### Information provided ###
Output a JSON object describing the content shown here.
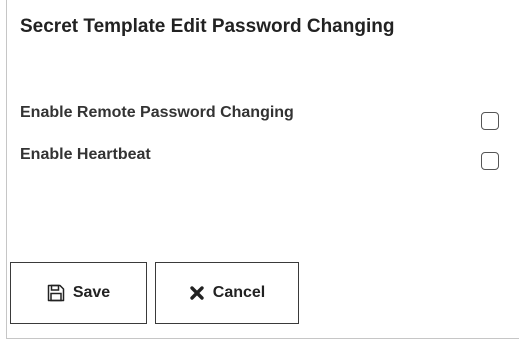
{
  "page": {
    "title": "Secret Template Edit Password Changing"
  },
  "settings": [
    {
      "label": "Enable Remote Password Changing",
      "checked": false
    },
    {
      "label": "Enable Heartbeat",
      "checked": false
    }
  ],
  "actions": {
    "save_label": "Save",
    "save_icon": "save-icon",
    "cancel_label": "Cancel",
    "cancel_icon": "close-icon"
  },
  "colors": {
    "text": "#222222",
    "border": "#3a3a3a",
    "panel_border": "#c6c6c6"
  }
}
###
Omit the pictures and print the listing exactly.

**Result for this task:**
Output a JSON object describing the content shown here.
{
  "page": {
    "title": "Secret Template Edit Password Changing"
  },
  "settings": [
    {
      "label": "Enable Remote Password Changing",
      "checked": false
    },
    {
      "label": "Enable Heartbeat",
      "checked": false
    }
  ],
  "actions": {
    "save_label": "Save",
    "save_icon": "save-icon",
    "cancel_label": "Cancel",
    "cancel_icon": "close-icon"
  },
  "colors": {
    "text": "#222222",
    "border": "#3a3a3a",
    "panel_border": "#c6c6c6"
  }
}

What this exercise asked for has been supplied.